The second most popular option is to take a bike ride. The roads along the path are usually well maintained, so riding all the way is not that difficult. There are some troublesome spots, but usually there is an alternate path as well. On some Camino de Santiago routes, steep climbs can be problematic for novice cyclists. Make sure you know how to perform basic bicycle maintenance and repair before setting off.
Some people like to travel on horseback for the most authentic experience. Whether this reflects how commoners used to travel back in the day is debatable. Only individuals trained to ride and handle animals should attempt this way of travelling, to ensure the safety of everyone involved.
Popular Routes in the Camino de Santiago
The Camino de Santiago encompasses a number of routes, some of which follow along the same paths as the old pilgrim ways. The most notable ones are:
The Camino Francés, or the French Way, is by far the most popular route, both today and in medieval times. The route begins in Saint-Jean-Pied-de-Port in France and has a total distance of 790km. It is one of the easiest routes, with relatively mild weather and few difficult slopes, making it ideal for beginners.
Also known as the Original Way, this route starts at Oviedo, and is about 300km long. It a more difficult trek compared to the French Way, as it crosses through difficult terrain beset by harsh weather. It is ideal for outdoor types and nature lovers, as well as pilgrims looking for a greater ordeal.
Camino del Norte

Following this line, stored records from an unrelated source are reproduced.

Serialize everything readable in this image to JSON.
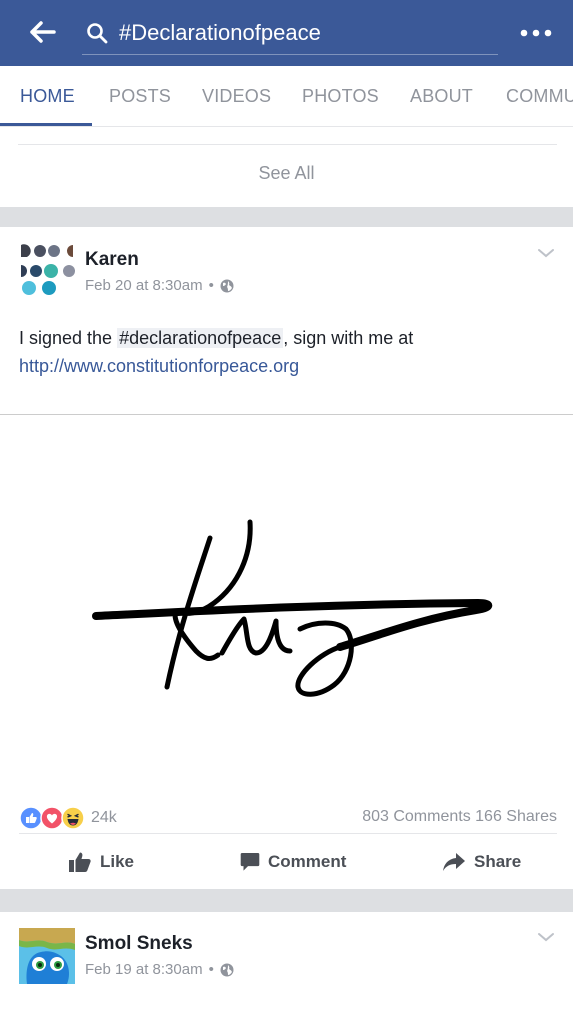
{
  "header": {
    "search_value": "#Declarationofpeace",
    "background": "#3b5998",
    "icons": {
      "back": "back-arrow-icon",
      "search": "search-icon",
      "more": "more-dots-icon"
    }
  },
  "tabs": [
    {
      "label": "HOME",
      "active": true
    },
    {
      "label": "POSTS",
      "active": false
    },
    {
      "label": "VIDEOS",
      "active": false
    },
    {
      "label": "PHOTOS",
      "active": false
    },
    {
      "label": "ABOUT",
      "active": false
    },
    {
      "label": "COMMU",
      "active": false
    }
  ],
  "see_all": "See All",
  "post": {
    "author": "Karen",
    "time": "Feb 20 at 8:30am",
    "separator": "•",
    "audience_icon": "globe-icon",
    "text_before": "I signed the ",
    "hashtag": "#declarationofpeace",
    "text_after": ", sign with me at",
    "link": "http://www.constitutionforpeace.org",
    "reaction_icons": [
      "like-reaction-icon",
      "love-reaction-icon",
      "haha-reaction-icon"
    ],
    "reaction_count": "24k",
    "comments": "803 Comments",
    "shares": "166 Shares",
    "actions": {
      "like": "Like",
      "comment": "Comment",
      "share": "Share"
    }
  },
  "next_post": {
    "author": "Smol Sneks",
    "time": "Feb 19 at 8:30am",
    "separator": "•",
    "audience_icon": "globe-icon"
  },
  "colors": {
    "brand": "#3b5998",
    "link": "#385898",
    "meta": "#90949c",
    "separator": "#dddfe2"
  }
}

The Northern Way is one of the less traversed routes. It is about 800km long, and runs along the northern coast of Spain. Irún is the official starting point. It is speculated that this route was used by pilgrims during the times of the Arab occupation of Spain.
Hopefully, this article has inspired you enough to consider travelling along the Camino de Santiago for your next holiday in Europe. It is a unique opportunity to experience life on the road as it used to be centuries ago.
Rebecca is a translator by day, and a traveller mostly at night. She is an expert on living with jet lag – and packing in tiny suitcases. You can read more of her exploits at RoughDraft.